* **EXERCISE DESCRIPTION**
Count up the lines below containing the word "this", and give the result with no other words.

* **SUPPLIED INFORMATION**

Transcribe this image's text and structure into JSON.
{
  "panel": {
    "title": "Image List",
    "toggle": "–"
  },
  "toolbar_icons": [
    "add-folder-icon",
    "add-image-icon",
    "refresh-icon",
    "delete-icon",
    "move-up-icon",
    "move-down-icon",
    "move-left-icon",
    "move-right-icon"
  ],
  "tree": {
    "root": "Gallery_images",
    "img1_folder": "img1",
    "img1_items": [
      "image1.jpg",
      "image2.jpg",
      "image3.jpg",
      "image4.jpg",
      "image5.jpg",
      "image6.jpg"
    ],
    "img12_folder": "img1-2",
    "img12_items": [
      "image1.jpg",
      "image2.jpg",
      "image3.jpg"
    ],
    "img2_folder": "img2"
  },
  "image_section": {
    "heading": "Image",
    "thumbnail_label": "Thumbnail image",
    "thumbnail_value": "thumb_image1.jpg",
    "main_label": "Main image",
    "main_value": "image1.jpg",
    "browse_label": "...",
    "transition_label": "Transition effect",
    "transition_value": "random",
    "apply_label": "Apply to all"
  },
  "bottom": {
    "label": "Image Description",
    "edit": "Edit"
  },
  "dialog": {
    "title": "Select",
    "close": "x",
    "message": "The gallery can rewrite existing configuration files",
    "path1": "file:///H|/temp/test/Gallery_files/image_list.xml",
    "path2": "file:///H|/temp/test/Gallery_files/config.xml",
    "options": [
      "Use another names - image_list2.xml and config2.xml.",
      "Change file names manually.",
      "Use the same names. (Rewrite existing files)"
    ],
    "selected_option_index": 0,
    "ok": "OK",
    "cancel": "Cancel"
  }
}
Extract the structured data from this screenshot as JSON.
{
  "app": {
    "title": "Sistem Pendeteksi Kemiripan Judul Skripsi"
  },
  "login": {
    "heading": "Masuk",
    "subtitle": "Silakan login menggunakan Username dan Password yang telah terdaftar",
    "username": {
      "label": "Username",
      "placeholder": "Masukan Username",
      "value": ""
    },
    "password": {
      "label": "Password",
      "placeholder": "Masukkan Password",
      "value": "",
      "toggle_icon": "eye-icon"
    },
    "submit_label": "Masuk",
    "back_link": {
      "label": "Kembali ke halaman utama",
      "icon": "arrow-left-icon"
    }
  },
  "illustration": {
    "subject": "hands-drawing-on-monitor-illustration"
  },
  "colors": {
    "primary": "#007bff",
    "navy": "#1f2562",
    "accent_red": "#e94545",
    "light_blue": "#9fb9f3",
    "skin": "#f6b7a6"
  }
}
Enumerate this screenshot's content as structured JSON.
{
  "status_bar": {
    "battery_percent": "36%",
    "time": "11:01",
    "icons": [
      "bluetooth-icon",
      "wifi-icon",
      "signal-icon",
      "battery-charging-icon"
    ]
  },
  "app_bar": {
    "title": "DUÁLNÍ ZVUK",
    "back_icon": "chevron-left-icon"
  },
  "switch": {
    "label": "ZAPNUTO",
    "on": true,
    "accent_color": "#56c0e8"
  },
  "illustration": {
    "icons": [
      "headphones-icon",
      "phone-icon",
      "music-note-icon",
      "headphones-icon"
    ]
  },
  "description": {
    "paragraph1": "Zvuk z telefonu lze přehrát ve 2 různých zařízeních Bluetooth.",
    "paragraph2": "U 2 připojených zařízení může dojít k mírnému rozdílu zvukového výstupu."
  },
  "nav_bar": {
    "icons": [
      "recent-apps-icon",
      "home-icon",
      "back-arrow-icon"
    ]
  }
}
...
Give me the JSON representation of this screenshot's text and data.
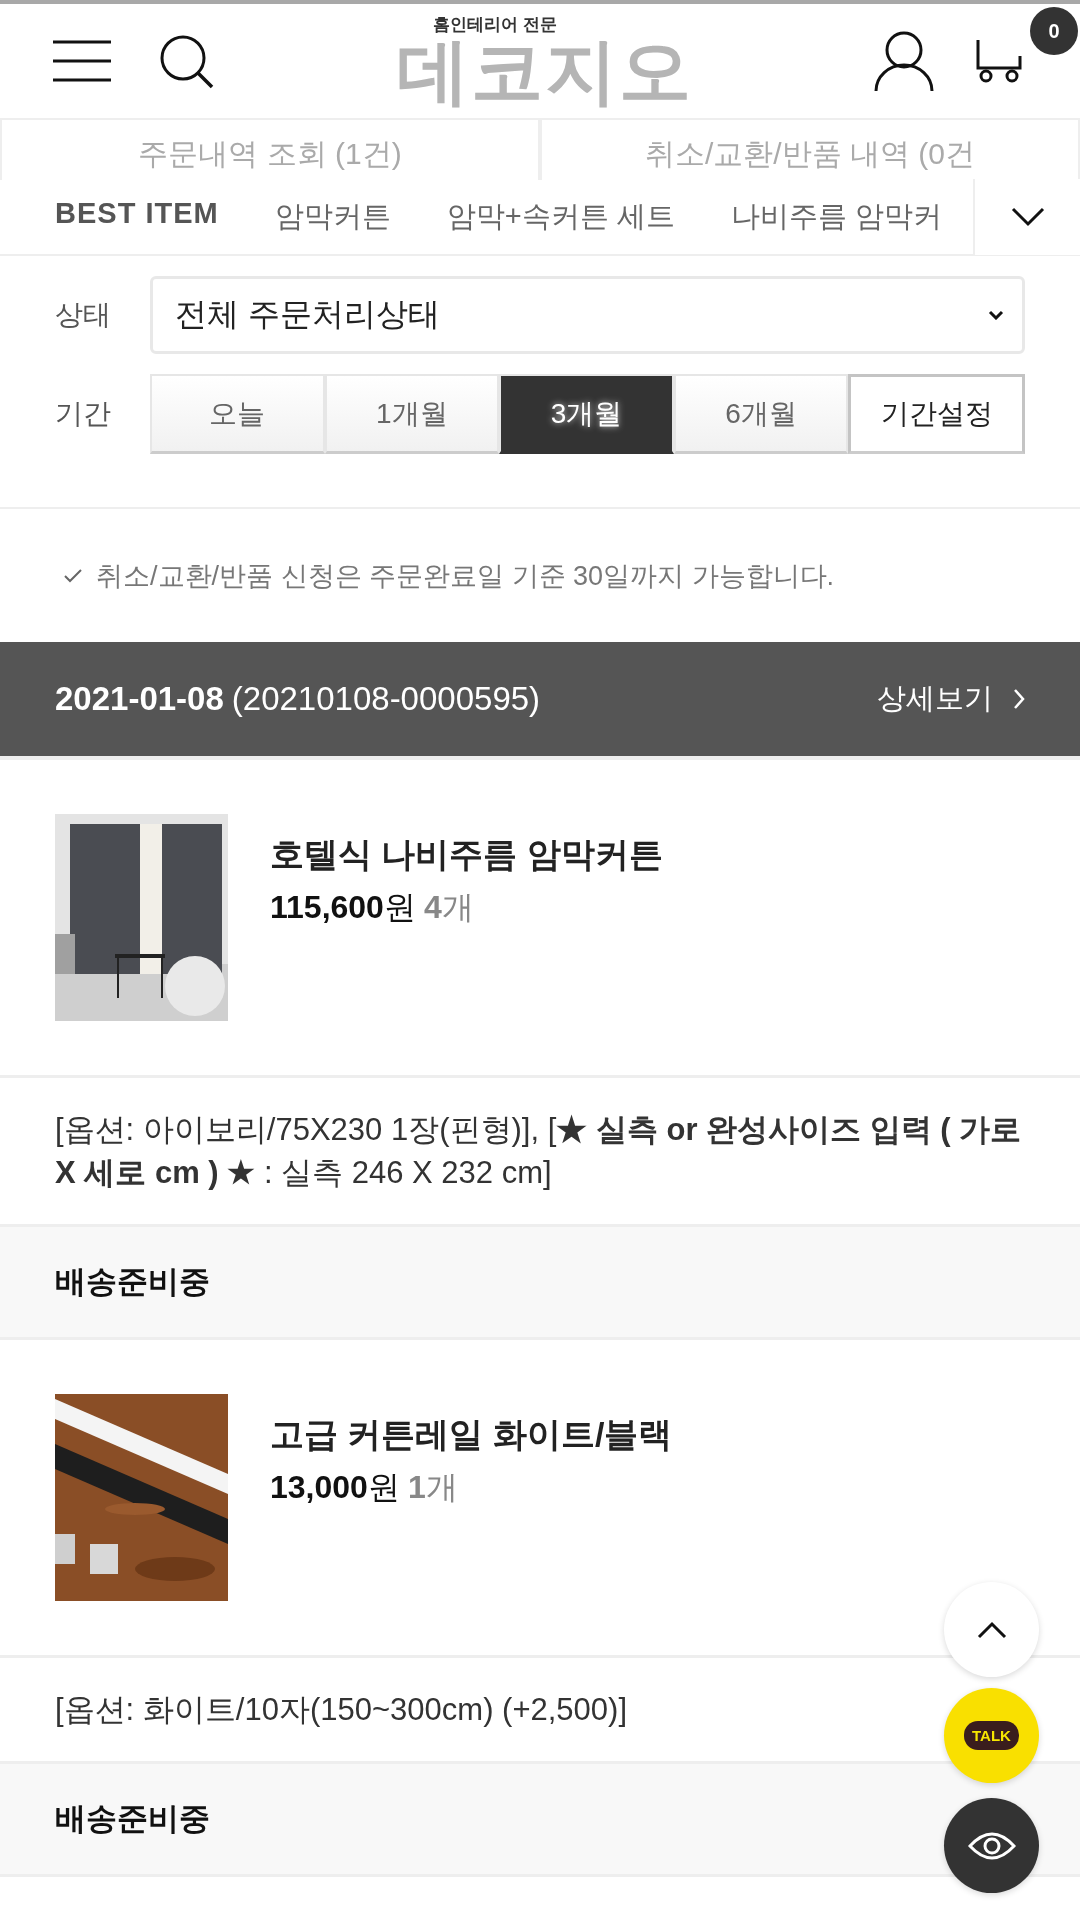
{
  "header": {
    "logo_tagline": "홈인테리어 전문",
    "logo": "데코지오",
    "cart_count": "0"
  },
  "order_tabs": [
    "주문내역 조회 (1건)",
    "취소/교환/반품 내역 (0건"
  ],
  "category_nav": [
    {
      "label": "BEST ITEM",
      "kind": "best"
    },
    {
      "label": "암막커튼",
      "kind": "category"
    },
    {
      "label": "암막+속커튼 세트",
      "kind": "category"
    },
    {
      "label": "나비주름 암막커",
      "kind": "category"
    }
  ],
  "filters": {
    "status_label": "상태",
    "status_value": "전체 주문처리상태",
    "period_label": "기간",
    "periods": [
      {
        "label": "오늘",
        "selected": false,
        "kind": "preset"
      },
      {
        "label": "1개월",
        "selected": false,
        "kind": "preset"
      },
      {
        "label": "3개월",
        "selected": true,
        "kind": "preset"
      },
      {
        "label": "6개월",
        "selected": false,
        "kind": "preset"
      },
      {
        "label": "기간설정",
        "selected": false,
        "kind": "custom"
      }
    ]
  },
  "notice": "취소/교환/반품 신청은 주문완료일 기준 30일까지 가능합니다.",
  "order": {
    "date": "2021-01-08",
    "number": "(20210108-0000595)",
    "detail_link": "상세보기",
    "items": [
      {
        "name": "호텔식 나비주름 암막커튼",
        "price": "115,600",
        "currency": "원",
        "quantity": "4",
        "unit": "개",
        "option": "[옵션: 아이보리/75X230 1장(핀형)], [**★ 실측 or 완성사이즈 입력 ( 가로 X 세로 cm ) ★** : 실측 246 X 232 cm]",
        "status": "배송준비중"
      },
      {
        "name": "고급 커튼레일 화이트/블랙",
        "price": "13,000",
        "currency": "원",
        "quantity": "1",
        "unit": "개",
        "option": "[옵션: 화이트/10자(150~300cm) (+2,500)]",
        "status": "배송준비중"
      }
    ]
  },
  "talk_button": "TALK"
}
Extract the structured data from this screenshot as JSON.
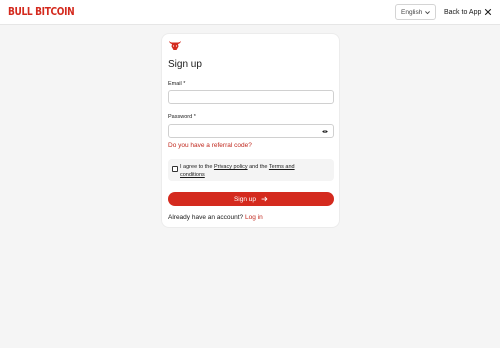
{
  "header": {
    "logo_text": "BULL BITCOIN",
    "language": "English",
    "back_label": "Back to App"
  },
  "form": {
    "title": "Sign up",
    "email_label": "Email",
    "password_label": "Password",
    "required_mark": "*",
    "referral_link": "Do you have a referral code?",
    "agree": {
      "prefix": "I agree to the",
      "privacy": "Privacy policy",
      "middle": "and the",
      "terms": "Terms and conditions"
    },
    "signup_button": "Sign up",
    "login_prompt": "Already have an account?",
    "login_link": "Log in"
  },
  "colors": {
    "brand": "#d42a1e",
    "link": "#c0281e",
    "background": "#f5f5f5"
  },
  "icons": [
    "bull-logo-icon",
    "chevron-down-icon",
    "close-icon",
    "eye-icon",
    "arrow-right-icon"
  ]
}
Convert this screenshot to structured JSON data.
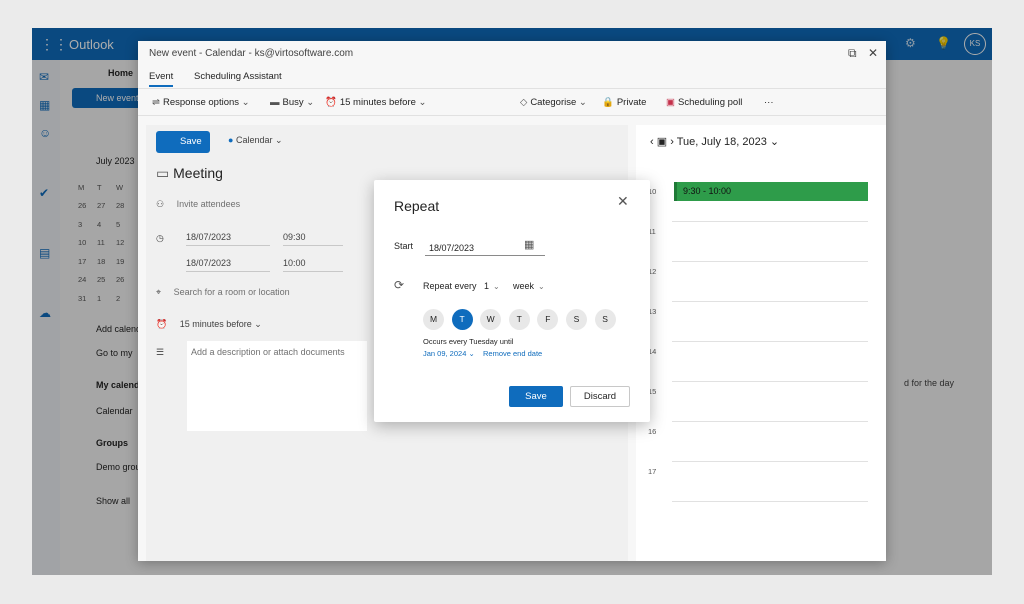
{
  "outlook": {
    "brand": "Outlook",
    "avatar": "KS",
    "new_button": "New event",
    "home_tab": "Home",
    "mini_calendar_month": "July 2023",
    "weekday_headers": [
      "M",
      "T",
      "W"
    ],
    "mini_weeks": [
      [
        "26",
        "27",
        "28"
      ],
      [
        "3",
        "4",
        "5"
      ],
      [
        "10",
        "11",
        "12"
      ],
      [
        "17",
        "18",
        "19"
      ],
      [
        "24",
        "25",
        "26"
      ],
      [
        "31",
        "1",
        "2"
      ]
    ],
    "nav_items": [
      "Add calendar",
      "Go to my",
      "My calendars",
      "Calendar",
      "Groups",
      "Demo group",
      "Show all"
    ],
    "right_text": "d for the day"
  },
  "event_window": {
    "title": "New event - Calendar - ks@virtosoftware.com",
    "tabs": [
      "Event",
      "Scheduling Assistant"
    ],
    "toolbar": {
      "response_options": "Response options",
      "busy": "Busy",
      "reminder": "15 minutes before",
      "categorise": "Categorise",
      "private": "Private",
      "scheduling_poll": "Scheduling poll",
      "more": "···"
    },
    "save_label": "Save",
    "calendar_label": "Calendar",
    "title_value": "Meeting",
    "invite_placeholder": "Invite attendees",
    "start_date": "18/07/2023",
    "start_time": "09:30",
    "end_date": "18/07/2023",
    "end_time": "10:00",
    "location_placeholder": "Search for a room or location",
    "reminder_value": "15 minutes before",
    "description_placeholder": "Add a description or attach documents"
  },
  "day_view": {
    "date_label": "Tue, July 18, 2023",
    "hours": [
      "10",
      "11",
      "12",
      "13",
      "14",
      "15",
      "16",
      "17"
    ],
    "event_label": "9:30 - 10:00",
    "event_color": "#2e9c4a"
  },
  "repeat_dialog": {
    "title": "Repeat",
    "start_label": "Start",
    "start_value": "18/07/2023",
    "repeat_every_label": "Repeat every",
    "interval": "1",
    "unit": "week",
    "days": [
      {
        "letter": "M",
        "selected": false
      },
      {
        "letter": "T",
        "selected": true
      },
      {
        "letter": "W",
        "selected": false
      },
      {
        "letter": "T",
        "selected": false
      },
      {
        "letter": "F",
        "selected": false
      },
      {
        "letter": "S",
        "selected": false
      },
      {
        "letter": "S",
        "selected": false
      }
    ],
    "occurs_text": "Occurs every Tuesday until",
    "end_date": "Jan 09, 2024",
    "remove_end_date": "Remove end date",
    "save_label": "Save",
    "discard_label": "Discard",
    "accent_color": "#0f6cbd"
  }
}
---
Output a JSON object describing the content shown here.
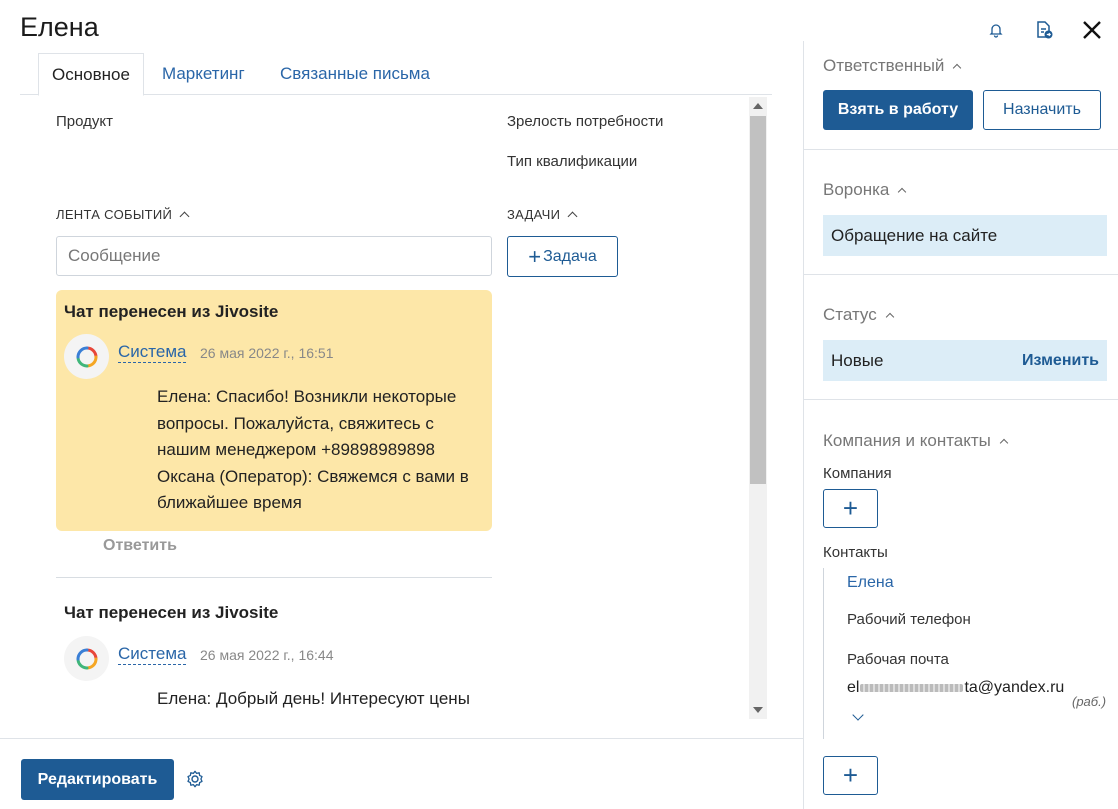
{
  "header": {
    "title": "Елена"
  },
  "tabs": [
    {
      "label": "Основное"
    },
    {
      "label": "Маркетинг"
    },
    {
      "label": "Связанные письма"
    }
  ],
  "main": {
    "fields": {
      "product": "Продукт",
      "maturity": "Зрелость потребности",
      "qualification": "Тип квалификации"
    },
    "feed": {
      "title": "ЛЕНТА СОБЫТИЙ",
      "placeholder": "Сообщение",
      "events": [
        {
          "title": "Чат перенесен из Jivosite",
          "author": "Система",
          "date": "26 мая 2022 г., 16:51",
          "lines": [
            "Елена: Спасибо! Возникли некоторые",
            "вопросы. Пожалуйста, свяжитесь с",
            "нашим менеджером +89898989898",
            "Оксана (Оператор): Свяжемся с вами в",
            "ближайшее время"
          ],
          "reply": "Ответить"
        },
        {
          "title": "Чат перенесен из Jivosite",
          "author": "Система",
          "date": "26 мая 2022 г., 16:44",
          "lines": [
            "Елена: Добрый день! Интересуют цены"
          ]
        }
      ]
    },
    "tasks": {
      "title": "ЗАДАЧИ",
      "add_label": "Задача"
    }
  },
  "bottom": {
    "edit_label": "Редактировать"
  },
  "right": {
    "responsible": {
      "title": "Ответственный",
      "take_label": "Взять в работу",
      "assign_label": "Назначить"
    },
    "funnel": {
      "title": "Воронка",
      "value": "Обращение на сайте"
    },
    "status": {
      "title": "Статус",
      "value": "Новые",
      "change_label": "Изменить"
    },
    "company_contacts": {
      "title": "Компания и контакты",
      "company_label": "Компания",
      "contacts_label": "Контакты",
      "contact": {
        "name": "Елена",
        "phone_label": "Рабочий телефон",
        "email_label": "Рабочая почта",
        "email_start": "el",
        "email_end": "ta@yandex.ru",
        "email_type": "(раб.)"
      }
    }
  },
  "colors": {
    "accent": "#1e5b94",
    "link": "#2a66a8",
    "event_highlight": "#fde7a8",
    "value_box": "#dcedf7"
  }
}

* **ANSWER**
6